(Some first-hand reports on our Testimonials page.)

Ref. L. C. Park, U. Covi, Nonblind Placebo Trial – An Exploration of Neurotic Patients’ Responses to Placebo When Its Inert Content Is Disclosed, Archives of General Psychiatry, April 1965, Vol. 12, pp. 336-345

Placebos and Sinusitis

Placebo As Good As Common Treatments For Sinus Infections

A placebo is likely to be just as effective as common acute sinusitis treatments involving a topical steroid and an antibiotic, according to an article published in the Journal of the American Medical Association.

Ian G. Williamson, MD; Kate Rumsby, BA; Sarah Benge, PhD; Michael Moore, FRCGP; Peter W. Smith, PhD; Martine Cross, BA; Paul Little, MD – “Antibiotics and Topical Nasal Steroid for Treatment of Acute Maxillary Sinusitis – A Randomized Controlled Trial”, Journal of the American Medical Association. 2007;298(21):2487-2496.

‘True’ and ‘Perceived’ Placebo Effects

One of the problems scientists have in evaluating the placebo effect is the distinction that can be drawn between ‘true’ and ‘perceived’ placebo effects, where a ‘perceived’ effect might not not be directly attributable to the administration of a placebo. But they also acknowledge the general ignorance of definition and description when it comes to the ‘true’ placebo effect.’A review of the literature shows that most authors confuse the perceived placebo effect with the true placebo effect.
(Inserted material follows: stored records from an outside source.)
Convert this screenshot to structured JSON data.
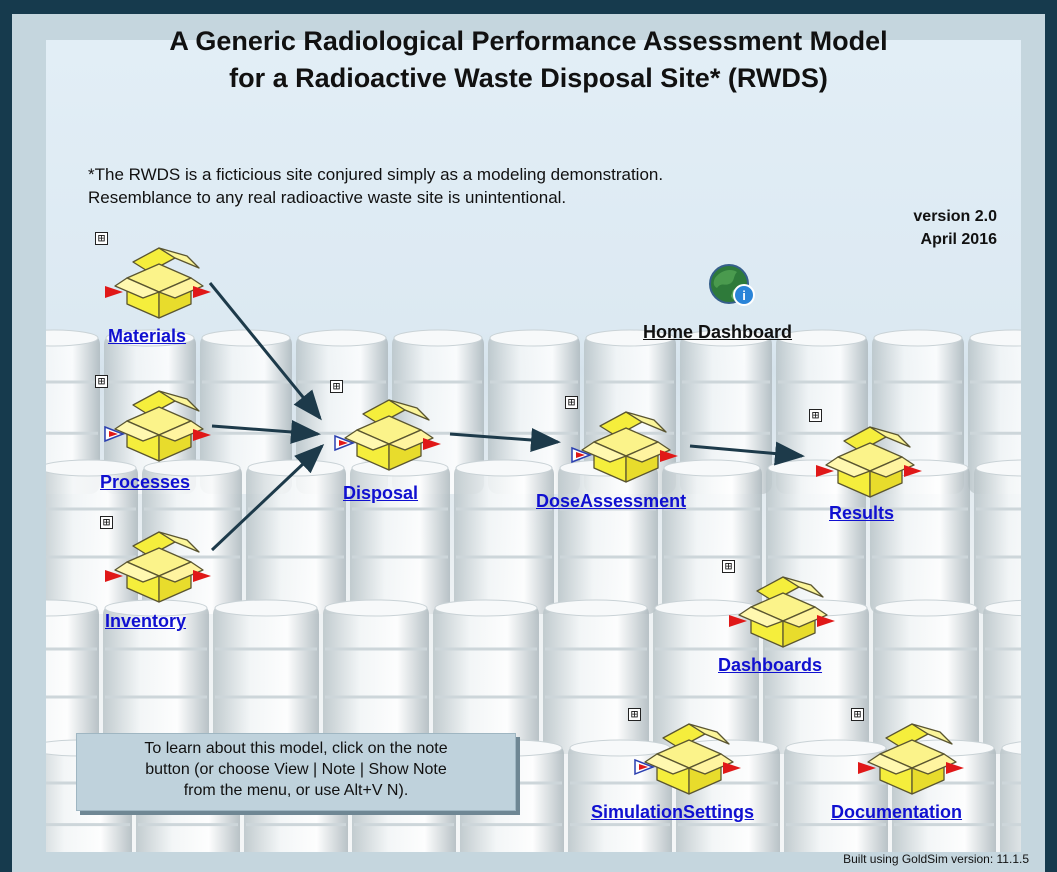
{
  "title": {
    "line1": "A Generic Radiological Performance Assessment Model",
    "line2": "for a Radioactive Waste Disposal Site* (RWDS)"
  },
  "disclaimer": {
    "line1": "*The RWDS is a ficticious site conjured simply as a modeling demonstration.",
    "line2": "Resemblance to any real radioactive waste site is unintentional."
  },
  "version": {
    "number": "version 2.0",
    "date": "April 2016"
  },
  "home_dashboard": {
    "label": "Home Dashboard",
    "icon": "globe-info-icon"
  },
  "containers": {
    "materials": "Materials",
    "processes": "Processes",
    "inventory": "Inventory",
    "disposal": "Disposal",
    "dose_assessment": "DoseAssessment",
    "results": "Results",
    "dashboards": "Dashboards",
    "simulation_settings": "SimulationSettings",
    "documentation": "Documentation"
  },
  "expander_symbol": "⊞",
  "note": {
    "line1": "To learn about this model, click on the note",
    "line2": "button (or choose View | Note | Show Note",
    "line3": "from the menu, or use Alt+V N)."
  },
  "footer": {
    "built_using": "Built using GoldSim version: 11.1.5"
  },
  "colors": {
    "link": "#1010d0",
    "box_fill": "#f5ee3c",
    "arrow": "#1d3a4a",
    "port_red": "#e01818",
    "background_frame": "#163a4d"
  }
}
The true placebo effect is highly variable, depending on several factors that are not fully understood.’

Ref. E. Ernst, K. L. Resch, Concept of true and perceived placebo effects, British Medical Journal, 1995;311:551-553
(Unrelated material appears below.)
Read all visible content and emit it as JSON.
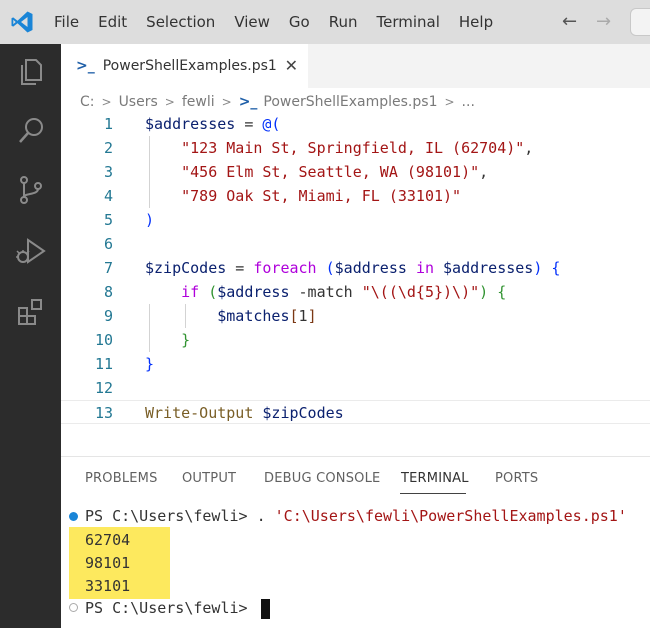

Using Placebos in Clinical Practice?

A few – just a few – medical professionals bring up the ethics of therapists actually prescribing placebos as an element of treatment.
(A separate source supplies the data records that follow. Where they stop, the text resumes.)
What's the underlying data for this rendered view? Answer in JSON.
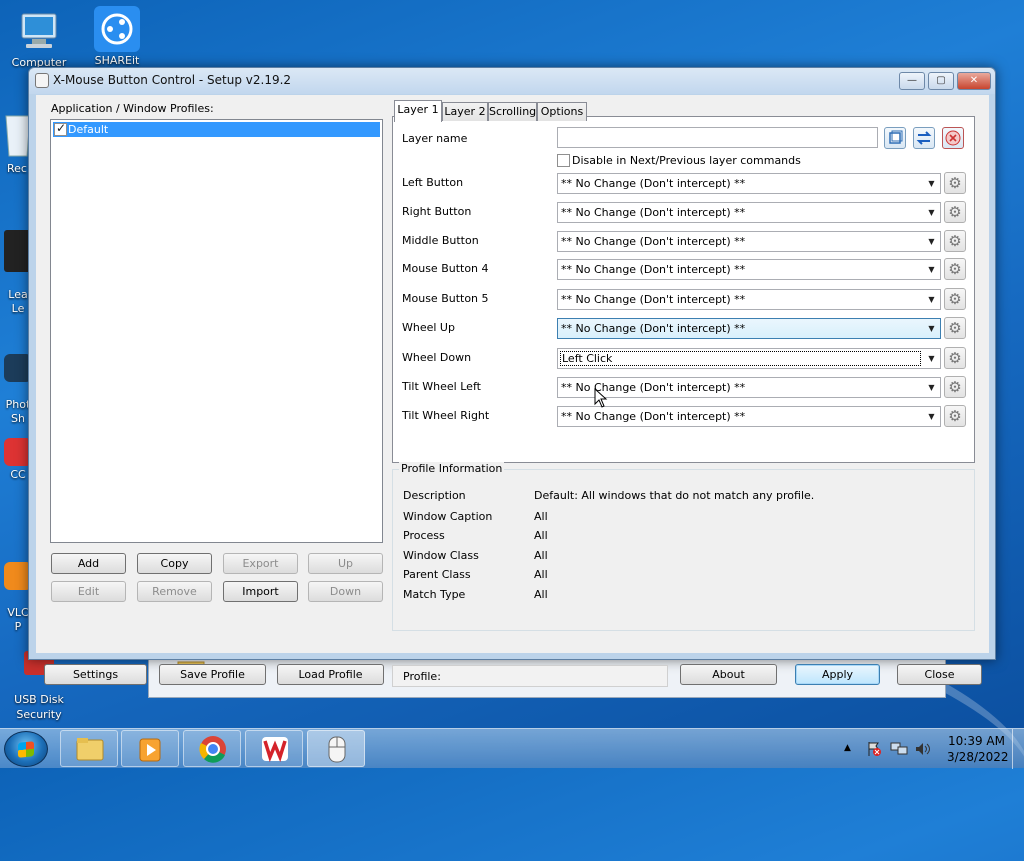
{
  "desktop": {
    "icons": [
      {
        "label": "Computer"
      },
      {
        "label": "SHAREit"
      },
      {
        "label": "Rec"
      },
      {
        "label": "Lea\nLe"
      },
      {
        "label": "Phot\nSh"
      },
      {
        "label": "CC"
      },
      {
        "label": "VLC\nP"
      },
      {
        "label": "USB Disk\nSecurity"
      }
    ]
  },
  "window": {
    "title": "X-Mouse Button Control - Setup v2.19.2",
    "controls": {
      "minimize": "—",
      "maximize": "▢",
      "close": "✕"
    }
  },
  "profiles": {
    "heading": "Application / Window Profiles:",
    "items": [
      {
        "label": "Default",
        "checked": true
      }
    ],
    "buttons": {
      "add": "Add",
      "copy": "Copy",
      "export": "Export",
      "up": "Up",
      "edit": "Edit",
      "remove": "Remove",
      "import": "Import",
      "down": "Down"
    }
  },
  "tabs": [
    "Layer 1",
    "Layer 2",
    "Scrolling",
    "Options"
  ],
  "layer": {
    "name_label": "Layer name",
    "name_value": "",
    "disable_label": "Disable in Next/Previous layer commands",
    "disable_checked": false,
    "rows": [
      {
        "label": "Left Button",
        "value": "** No Change (Don't intercept) **"
      },
      {
        "label": "Right Button",
        "value": "** No Change (Don't intercept) **"
      },
      {
        "label": "Middle Button",
        "value": "** No Change (Don't intercept) **"
      },
      {
        "label": "Mouse Button 4",
        "value": "** No Change (Don't intercept) **"
      },
      {
        "label": "Mouse Button 5",
        "value": "** No Change (Don't intercept) **"
      },
      {
        "label": "Wheel Up",
        "value": "** No Change (Don't intercept) **"
      },
      {
        "label": "Wheel Down",
        "value": "Left Click"
      },
      {
        "label": "Tilt Wheel Left",
        "value": "** No Change (Don't intercept) **"
      },
      {
        "label": "Tilt Wheel Right",
        "value": "** No Change (Don't intercept) **"
      }
    ],
    "gear_icon": "⚙"
  },
  "profile_info": {
    "legend": "Profile Information",
    "fields": [
      {
        "label": "Description",
        "value": "Default: All windows that do not match any profile."
      },
      {
        "label": "Window Caption",
        "value": "All"
      },
      {
        "label": "Process",
        "value": "All"
      },
      {
        "label": "Window Class",
        "value": "All"
      },
      {
        "label": "Parent Class",
        "value": "All"
      },
      {
        "label": "Match Type",
        "value": "All"
      }
    ]
  },
  "footer": {
    "settings": "Settings",
    "save_profile": "Save Profile",
    "load_profile": "Load Profile",
    "profile_label": "Profile:",
    "about": "About",
    "apply": "Apply",
    "close": "Close"
  },
  "taskbar": {
    "time": "10:39 AM",
    "date": "3/28/2022",
    "tray_arrow": "▲"
  }
}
Margaret Talbot proposes in the New York Times Magazine (1/09/2000):"The truth is that the placebo effect is huge — anywhere between 35 and 75 percent of patients benefit from taking a dummy pill in studies of new drugs — so huge, in fact, that it should probably be put to conscious use in clinical practice, even if we do not entirely understand how it works."

Others might balk at the suggestion, but there seems to be an ethical shadow-line, where a drug-focused therapy may overlap with the physician’s responsibility (duty?) to care for his or her patient as more than a machine, as a being of heart-mind."The placebo effect can occur," as the physician Herbert Spiegel once put it, "when conditions are optimal for hope, faith, trust and love." It might sound sentimental, but then sentiment, working hand in hand with science, can make medical practice so much more powerful. A world in which placebo — preferably in the form of deft encouragement, but sometimes in the form of a harmless pill — was tolerated, even embraced, would be a world in which doctors never forgot that medical practice consists not only of the technologies of diagnosis and treatment but also of the careful tending of a patient’s expectations and the unabashed willingness to comfort."

Margaret Talbot, The Placebo Prescription, New York Times Magazine